NASA’s $800 million Mars lander is in an energy crisis.
InSight, which landed in a Martian plain called Elysium Planitia in 2018, has detected more than 500 Mars quakes, felt more than 10,000 dust devils pass by, and started to measure the planet’s core.
But over the past few months, InSight has been fighting for its life as the red planet’s unpredictable weather threatens to snuff out the robot.
Unlike other sites where NASA has sent rovers and landers — including the landing spot of the new Perseverance rover and its Mars helicopter — powerful gusts of wind have not been sweeping Elysium Planitia. These winds, called “cleaning events,” are needed to blow the red Martian dust off the solar panels of NASA’s robots. Without their help, a thick layer of dust has accumulated on InSight, and it’s struggling to absorb sunlight.
InSight’s solar panels were producing just 27% of their energy capacity in February, when winter was arriving in Elysium Planitia. So NASA decided to start incrementally turning off different instruments on the lander.
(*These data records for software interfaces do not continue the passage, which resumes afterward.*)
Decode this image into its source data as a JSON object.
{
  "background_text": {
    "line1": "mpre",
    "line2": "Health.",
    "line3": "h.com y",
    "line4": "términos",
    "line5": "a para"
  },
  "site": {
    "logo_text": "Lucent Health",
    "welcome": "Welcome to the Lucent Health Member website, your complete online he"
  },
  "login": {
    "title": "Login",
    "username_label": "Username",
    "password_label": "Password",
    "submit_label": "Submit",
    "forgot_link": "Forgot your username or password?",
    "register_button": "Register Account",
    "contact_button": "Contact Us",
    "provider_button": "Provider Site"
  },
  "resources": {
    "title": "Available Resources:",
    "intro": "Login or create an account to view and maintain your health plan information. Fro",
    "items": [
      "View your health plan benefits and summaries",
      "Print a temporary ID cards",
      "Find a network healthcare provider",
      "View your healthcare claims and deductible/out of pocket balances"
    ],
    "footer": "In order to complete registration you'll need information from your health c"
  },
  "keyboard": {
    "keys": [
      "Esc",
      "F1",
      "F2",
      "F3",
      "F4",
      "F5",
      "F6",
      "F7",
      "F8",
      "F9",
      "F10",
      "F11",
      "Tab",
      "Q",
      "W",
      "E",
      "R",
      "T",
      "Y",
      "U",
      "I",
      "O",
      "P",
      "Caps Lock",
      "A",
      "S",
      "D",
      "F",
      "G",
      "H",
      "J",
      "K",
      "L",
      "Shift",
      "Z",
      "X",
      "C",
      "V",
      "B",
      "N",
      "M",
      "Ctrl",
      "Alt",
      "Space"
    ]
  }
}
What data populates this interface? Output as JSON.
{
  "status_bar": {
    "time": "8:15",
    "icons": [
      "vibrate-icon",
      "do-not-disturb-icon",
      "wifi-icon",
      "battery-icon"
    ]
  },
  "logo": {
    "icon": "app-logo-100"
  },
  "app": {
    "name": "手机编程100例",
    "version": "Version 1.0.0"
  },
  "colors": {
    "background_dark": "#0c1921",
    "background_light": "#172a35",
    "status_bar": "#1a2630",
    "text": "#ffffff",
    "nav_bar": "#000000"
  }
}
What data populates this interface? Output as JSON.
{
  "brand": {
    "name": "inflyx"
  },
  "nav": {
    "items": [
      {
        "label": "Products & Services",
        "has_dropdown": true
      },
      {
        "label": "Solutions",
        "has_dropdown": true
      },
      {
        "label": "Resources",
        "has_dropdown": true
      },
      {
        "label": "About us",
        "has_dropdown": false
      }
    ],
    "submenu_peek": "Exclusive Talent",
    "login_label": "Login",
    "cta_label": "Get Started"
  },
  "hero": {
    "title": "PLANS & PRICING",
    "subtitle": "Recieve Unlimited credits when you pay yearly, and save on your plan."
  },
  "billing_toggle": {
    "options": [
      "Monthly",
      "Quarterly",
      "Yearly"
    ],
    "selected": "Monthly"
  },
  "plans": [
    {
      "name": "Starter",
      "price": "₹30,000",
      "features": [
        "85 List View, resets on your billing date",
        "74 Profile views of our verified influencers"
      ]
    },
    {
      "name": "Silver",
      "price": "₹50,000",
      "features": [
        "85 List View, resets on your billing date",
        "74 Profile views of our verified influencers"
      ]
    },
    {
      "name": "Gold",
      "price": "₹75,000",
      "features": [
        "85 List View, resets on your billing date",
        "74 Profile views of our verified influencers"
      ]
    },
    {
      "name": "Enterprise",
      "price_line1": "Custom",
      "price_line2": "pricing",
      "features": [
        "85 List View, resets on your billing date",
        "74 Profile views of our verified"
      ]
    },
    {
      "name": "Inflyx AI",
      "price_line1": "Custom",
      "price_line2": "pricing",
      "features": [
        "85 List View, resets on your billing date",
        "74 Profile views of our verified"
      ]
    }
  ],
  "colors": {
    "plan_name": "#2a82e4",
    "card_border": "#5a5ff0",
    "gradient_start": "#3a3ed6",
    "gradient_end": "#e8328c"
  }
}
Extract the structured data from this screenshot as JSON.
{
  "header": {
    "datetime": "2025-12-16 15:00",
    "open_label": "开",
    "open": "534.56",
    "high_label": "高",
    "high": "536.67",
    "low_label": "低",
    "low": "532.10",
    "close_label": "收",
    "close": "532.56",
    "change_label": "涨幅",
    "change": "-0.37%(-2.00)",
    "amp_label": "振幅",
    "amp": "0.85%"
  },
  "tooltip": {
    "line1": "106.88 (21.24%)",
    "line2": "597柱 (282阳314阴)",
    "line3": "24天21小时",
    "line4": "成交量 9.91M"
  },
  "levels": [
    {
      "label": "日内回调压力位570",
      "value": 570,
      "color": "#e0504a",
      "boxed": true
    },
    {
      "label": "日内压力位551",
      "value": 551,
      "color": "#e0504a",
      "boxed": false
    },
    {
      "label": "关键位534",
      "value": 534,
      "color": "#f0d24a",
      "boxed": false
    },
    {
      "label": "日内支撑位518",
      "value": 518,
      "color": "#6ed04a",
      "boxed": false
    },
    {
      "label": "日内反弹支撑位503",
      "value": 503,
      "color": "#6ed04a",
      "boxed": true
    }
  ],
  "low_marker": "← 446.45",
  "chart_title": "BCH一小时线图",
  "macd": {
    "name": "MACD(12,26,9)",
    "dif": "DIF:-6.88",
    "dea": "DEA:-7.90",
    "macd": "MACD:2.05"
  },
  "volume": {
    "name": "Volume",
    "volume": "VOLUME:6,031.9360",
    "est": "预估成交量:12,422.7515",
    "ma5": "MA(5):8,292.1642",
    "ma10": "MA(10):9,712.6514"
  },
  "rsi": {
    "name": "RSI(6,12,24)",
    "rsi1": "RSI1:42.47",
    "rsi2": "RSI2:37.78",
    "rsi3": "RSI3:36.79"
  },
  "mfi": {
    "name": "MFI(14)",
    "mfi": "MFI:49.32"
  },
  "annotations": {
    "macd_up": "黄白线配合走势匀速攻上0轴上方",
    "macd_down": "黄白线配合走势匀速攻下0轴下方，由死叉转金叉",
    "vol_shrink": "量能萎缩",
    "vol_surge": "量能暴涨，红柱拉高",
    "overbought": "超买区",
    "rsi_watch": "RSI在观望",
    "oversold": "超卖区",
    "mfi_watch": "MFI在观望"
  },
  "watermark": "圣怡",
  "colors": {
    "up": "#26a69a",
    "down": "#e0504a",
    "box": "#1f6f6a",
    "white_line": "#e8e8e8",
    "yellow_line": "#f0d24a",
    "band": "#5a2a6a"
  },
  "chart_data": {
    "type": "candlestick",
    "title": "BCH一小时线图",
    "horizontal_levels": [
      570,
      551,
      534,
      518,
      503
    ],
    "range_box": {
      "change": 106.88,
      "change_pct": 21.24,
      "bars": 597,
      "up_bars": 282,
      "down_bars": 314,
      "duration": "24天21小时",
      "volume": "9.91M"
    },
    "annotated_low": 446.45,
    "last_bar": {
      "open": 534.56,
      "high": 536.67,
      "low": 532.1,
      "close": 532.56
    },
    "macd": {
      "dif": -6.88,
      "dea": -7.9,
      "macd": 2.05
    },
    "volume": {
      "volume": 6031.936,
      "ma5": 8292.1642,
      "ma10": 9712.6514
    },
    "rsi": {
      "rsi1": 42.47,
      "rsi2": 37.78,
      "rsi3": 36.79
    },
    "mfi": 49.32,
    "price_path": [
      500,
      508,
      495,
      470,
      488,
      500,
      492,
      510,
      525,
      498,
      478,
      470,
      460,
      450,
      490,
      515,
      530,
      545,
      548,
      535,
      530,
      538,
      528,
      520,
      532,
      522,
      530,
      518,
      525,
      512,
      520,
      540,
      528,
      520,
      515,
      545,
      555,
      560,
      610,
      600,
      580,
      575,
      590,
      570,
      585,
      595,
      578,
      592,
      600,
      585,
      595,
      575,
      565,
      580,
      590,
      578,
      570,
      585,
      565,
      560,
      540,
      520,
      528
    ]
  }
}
Soon the robot will go into “hibernation mode,” shutting down all functions that aren’t necessary for its survival.